  10. 10. About Oliver Wyman Oliver Wyman is a global leader in management consulting. With offices in 50+ cities across 25 countries, Oliver Wyman combines deep industry knowledge with specialized expertise in strategy, operations, risk management, and organization transformation. The firm’s 3,000 professionals help clients optimize their business, improve their operations and risk profile, and accelerate their organizational performance to seize the most attractive opportunities. Oliver Wyman is a wholly owned subsidiary of Marsh & McLennan Companies [NYSE: MMC], a global team of professional services companies offering clients advice and solutions in the areas of risk, strategy and human capital. With 53,000 employees worldwide and annual revenue exceeding $10 billion, Marsh & McLennan Companies is also the parent company of Marsh, a global leader in insurance broking and risk management; Guy Carpenter, a global leader in risk and reinsurance intermediary services; and Mercer, a global leader in human resource consulting and related services. Oliver Wyman’s Health & Life Sciences practice serves clients in the pharmaceutical, biotechnology, medical devices, provider, and payer sectors with strategic, operational, and organizational advice. Deep healthcare knowledge and capabilities allow the practice to deliver fact-based solutions.
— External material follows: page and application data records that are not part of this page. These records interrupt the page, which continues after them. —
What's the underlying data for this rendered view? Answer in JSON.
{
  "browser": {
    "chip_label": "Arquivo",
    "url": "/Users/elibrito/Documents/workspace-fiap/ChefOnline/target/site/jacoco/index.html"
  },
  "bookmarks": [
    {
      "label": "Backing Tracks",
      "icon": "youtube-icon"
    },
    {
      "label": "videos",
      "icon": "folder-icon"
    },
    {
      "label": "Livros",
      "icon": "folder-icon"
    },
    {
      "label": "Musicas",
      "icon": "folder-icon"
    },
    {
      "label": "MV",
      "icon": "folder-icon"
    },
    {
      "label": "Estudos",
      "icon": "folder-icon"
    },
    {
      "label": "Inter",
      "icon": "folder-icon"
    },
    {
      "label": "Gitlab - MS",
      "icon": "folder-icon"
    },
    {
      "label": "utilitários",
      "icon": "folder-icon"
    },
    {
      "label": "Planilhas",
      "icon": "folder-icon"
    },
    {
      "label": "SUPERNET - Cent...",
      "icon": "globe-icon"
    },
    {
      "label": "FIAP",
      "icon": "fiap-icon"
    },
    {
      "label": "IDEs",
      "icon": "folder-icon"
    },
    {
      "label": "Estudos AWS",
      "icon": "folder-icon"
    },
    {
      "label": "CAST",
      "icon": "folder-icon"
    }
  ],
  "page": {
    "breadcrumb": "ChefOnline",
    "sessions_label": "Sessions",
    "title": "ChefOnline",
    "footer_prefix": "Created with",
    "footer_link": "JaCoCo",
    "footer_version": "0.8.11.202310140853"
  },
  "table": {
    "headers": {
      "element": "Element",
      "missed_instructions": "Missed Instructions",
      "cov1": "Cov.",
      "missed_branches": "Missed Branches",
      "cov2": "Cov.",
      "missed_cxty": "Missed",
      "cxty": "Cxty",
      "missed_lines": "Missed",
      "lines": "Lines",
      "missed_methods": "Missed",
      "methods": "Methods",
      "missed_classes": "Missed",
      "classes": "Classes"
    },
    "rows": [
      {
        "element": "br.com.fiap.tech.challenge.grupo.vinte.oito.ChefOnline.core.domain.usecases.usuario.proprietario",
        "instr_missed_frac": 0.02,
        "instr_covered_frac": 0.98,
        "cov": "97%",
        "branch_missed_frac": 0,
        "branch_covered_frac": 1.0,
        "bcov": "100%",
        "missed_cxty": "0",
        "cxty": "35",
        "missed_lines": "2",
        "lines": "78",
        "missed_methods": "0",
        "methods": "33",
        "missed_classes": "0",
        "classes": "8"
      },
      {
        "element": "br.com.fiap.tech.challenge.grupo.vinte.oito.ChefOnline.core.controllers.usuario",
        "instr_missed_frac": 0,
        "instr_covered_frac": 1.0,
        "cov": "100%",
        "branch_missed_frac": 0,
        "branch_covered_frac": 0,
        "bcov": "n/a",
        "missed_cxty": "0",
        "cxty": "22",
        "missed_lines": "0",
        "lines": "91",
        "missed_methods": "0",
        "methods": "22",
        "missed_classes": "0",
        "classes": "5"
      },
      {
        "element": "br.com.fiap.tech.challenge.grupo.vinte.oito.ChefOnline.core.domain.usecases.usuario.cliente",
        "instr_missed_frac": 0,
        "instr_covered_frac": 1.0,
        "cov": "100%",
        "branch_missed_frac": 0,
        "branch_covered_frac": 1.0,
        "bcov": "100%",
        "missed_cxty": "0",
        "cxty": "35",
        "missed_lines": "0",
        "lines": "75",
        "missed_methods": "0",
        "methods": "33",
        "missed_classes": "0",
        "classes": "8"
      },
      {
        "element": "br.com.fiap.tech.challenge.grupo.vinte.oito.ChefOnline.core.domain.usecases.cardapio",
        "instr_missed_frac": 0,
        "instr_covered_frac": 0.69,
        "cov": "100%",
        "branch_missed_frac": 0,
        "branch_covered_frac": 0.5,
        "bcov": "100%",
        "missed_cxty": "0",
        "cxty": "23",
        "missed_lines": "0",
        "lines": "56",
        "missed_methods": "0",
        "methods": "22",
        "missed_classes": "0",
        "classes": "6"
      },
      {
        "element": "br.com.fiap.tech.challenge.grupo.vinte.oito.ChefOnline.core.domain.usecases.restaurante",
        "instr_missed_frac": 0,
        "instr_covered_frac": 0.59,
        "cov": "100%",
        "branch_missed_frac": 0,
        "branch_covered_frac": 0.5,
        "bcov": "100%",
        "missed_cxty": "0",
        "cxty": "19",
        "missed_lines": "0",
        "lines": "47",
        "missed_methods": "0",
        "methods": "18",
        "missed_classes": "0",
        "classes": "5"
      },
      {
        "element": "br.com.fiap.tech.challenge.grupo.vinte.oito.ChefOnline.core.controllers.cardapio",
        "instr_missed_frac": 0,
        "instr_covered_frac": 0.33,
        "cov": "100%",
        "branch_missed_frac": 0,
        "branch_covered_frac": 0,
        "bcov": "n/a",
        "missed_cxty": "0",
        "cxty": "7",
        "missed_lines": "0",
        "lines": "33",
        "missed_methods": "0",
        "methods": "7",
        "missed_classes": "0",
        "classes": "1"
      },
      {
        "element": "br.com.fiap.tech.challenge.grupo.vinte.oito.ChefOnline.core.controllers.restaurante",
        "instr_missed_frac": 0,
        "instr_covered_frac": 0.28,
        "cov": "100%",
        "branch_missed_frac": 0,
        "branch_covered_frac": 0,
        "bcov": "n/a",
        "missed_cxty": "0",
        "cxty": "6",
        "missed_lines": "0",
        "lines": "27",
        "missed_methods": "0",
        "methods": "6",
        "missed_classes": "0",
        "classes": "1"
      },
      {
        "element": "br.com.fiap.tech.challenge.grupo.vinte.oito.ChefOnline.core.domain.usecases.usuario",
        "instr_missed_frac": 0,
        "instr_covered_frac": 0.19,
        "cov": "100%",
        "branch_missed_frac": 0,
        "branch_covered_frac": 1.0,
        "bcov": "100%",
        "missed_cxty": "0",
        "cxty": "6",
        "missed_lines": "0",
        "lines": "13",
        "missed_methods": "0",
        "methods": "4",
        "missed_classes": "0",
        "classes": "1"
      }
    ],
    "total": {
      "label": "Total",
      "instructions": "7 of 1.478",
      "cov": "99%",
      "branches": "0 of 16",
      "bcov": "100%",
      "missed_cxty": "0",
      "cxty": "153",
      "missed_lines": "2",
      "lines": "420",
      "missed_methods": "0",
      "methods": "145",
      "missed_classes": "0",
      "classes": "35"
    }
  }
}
For more information, visit Follow Oliver Wyman on Twitter @OliverWyman.